At least $73 million in political donations tied to Sam Bankman-Fried's FTX , showered mostly on high-ranking Democratic politicians, may be at risk of being clawed back through the crypto empire's bankruptcy, as lawyers search for assets to repay creditors.
Hilariously, Bloomberg attempts top frame the contributions as bipartisan and "wide-ranging," despite Bankman-Fried, who's never met President Biden, being heralded as "one of the people most responsible" for Biden's 2020 win.
Is that why SBF is "one of the people most responsible for Biden being in office"? https://t.co/HYoude5zHr pic.twitter.com/hfs8LO94E3— zerohedge (@zerohedge) November 19, 2022
SBF also donated to Democratic Rep. Ritchie Torres of New York, who just months ago was one of 8 members of Congress who lobbied against regulating crypto (and is now totally calling for an SEC investigation).
"Nobody ends up looking great in this," says University of Rochester political science professor, David Primo.
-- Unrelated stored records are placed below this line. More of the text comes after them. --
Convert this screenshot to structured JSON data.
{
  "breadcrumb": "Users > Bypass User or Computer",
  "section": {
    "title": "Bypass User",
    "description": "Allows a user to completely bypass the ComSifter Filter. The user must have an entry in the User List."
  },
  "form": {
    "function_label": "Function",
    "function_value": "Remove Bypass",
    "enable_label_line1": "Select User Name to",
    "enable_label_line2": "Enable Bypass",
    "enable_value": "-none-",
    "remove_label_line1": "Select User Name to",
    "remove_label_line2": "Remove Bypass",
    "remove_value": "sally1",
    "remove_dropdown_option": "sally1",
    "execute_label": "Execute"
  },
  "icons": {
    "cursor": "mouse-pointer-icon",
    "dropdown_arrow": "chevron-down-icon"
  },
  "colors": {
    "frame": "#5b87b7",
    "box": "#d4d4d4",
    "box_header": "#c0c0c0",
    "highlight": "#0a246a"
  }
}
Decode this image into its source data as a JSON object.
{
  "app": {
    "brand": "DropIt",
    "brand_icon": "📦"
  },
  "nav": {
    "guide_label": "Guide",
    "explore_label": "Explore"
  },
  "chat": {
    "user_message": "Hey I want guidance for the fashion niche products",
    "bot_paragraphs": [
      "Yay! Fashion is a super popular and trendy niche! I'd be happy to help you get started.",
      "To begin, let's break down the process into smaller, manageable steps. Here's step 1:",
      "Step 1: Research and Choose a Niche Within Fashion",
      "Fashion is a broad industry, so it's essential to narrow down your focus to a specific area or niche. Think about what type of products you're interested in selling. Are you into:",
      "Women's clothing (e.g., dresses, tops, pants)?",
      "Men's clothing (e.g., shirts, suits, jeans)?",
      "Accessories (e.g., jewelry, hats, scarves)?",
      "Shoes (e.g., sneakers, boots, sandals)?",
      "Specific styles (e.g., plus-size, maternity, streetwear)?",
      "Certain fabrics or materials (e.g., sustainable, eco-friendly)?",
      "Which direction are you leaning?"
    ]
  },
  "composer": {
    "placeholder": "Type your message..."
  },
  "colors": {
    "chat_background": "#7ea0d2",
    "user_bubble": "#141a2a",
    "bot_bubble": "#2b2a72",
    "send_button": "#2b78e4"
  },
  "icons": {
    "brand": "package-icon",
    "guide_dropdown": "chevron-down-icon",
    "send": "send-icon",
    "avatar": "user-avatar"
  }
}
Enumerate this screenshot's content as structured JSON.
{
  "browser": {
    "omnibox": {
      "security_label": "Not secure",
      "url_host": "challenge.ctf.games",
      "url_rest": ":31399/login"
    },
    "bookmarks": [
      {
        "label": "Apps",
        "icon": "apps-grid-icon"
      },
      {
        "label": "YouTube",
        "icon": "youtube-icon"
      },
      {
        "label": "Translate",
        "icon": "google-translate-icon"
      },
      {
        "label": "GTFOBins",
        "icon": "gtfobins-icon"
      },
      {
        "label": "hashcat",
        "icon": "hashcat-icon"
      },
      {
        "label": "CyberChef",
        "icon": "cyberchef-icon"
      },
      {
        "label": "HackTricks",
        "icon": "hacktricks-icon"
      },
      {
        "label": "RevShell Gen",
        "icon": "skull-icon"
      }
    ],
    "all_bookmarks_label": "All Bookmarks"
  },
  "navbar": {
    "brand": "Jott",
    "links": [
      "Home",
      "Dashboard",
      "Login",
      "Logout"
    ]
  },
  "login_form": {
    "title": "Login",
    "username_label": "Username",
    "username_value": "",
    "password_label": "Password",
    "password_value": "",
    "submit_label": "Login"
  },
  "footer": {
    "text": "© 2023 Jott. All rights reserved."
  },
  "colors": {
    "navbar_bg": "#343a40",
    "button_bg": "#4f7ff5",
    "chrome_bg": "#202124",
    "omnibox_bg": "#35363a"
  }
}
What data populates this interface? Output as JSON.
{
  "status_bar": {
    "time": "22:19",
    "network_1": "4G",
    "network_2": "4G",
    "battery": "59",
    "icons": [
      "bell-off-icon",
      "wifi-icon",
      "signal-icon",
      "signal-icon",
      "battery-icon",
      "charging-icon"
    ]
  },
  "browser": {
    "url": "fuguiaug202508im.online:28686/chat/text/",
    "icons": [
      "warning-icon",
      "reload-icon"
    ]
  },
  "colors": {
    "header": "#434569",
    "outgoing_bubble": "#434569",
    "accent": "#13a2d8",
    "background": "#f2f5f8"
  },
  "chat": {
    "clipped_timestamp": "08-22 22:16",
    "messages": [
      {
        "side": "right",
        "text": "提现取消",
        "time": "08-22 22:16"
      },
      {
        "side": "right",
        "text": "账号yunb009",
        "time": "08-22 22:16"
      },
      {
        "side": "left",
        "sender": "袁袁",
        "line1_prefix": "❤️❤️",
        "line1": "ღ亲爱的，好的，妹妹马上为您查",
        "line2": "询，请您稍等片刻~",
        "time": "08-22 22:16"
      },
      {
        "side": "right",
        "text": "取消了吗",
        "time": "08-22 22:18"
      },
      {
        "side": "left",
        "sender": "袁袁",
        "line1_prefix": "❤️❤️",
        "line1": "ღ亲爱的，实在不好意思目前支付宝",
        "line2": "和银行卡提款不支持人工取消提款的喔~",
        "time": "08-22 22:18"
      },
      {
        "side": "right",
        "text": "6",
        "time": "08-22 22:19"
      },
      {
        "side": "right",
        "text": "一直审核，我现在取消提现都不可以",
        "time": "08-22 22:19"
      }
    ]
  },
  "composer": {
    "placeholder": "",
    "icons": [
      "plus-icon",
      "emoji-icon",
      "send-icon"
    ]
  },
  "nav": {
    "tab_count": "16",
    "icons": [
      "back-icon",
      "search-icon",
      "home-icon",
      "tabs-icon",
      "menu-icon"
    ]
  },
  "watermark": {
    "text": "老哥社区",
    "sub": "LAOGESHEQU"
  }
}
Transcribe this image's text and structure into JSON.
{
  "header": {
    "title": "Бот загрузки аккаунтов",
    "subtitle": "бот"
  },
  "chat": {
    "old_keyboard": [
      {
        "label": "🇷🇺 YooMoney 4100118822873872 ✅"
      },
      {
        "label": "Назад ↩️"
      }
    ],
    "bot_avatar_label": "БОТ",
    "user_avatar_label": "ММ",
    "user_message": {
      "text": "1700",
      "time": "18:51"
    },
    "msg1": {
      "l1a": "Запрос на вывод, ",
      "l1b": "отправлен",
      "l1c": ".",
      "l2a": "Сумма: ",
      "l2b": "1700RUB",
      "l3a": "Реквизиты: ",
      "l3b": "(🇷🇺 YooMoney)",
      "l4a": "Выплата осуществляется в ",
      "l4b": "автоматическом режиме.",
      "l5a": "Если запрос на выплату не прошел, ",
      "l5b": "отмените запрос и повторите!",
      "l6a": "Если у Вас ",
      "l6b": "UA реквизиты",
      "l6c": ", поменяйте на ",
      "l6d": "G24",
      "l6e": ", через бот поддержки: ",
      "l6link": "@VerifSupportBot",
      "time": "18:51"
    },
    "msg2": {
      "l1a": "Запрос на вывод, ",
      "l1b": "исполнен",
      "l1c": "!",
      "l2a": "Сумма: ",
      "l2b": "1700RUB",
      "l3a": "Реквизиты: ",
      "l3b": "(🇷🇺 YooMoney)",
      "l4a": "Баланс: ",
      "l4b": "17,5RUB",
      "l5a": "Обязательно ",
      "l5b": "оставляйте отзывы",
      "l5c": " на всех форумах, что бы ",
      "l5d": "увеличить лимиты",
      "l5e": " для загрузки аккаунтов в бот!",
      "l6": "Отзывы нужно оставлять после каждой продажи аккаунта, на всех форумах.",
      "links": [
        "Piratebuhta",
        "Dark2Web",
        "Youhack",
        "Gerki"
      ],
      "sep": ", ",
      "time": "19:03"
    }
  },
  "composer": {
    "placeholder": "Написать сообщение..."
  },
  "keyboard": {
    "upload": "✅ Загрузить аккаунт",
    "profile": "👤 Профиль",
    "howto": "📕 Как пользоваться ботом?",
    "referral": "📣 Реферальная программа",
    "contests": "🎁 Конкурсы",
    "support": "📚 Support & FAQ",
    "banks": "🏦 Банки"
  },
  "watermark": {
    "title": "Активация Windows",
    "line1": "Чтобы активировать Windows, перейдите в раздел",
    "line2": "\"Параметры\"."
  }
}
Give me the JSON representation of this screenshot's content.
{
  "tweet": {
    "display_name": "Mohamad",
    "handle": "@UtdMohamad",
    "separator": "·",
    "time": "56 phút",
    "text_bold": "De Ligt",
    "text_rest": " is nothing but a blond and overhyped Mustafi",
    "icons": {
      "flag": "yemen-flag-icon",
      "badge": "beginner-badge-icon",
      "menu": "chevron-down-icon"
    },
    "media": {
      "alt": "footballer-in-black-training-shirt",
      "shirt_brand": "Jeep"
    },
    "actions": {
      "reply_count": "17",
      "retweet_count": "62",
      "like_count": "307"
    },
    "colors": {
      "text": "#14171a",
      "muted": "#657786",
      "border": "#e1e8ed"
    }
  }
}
While there’s precedent for forcing political entities to return contributions in cases of fraud, recovery prospects are unclear in FTX’s case. Recouping campaign funds as part of the bankruptcy proceedings is a complicated and lengthy process, and the scope of the total funds eligible for clawback depends on myriad federal and state laws. It is also subject to the bankruptcy lawyers’ judgment on what money, which may be long spent by the time the FTX trustees try to go after it, is worth the effort.
Bankman-Fried is facing additional scrutiny for recently saying he gave equally to Republicans and Democrats, but funded conservatives through “dark money” groups that don’t identify donors. The claim is almost impossible to verify unless the recipients voluntarily disclose they received money from him. -Bloomberg
One factor noted in the debate over clawbacks is whether the bankruptcy court determines there was fraud or fraudulent intent involved in the collapse of FTX, according to Ilan Nieuchowicz, a litigator for law firm Carlton Fields. If that's the case, nearly all donations tied to FTX could be a recovery target. If not, then only those made within the 90-day period prior to FTX's insolvency, or around $8.1 million, would potentially be subject to recapture.
Some lawmakers are being proactive - with Michigan Democrat Debbie Stabenow announcing that she will donate $20,800 receive from SBF to a charity in her state. Republican Jophn Hoeven (see, bipartisan!), says he will give $11,600 received from SBF to the Salvation Army.
That said, donating the money to charity won't necessarily keep the victims of fraud from attempting clawbacks - as the bankruptcy trustee could still ask that the donations made by those who received FTX money still return the funds.
Of the $73 million Bankman-Fried, Salame, Singh and FTX corporate entities donated, $45.5 million, or 63% of that total, went to their own personal super-PACs, including Bankman-Fried’s Protect Our Future and Salame’s American Dream Federal Action. Salame backed Republicans, while Bankman-Fried and Nishad largely supported Democrats.
Most of the money from those entities has already been spent, paid to a long list of vendors to support various office seekers. Bankman-Fried’s PAC only had $384,588 cash on hand as of late November, the last time the entity was required to publicly report its finances. -Bloomberg
Meanwhile, $26.6 million of FTX-linked contributions went directly to large super PACs, including those who gave money to House and Senate leadership of both parties (and of course, the proportion isn't mentioned).
"It’s a lot easier to return a symbolic $1,000 contribution than it is $1 million to a super PAC," said Charles Spies, who practices political law at Dickinson Wright.
This wouldn't be the first time campaign donations were clawed back by bankruptcy trustees. In 2011, a district court judge ordered five party committees - including the DNC and its Republican counterpart, to return $1.6 million in donations from Allen Stanford, one of his top lieutenants, and his Stanford Financial Group, made between 2000 and 2008, before his Ponzi scheme collapsed in 2009.
According to attorney Kevin Sadler, "With contributions in the millions, the trustee has to pursue it."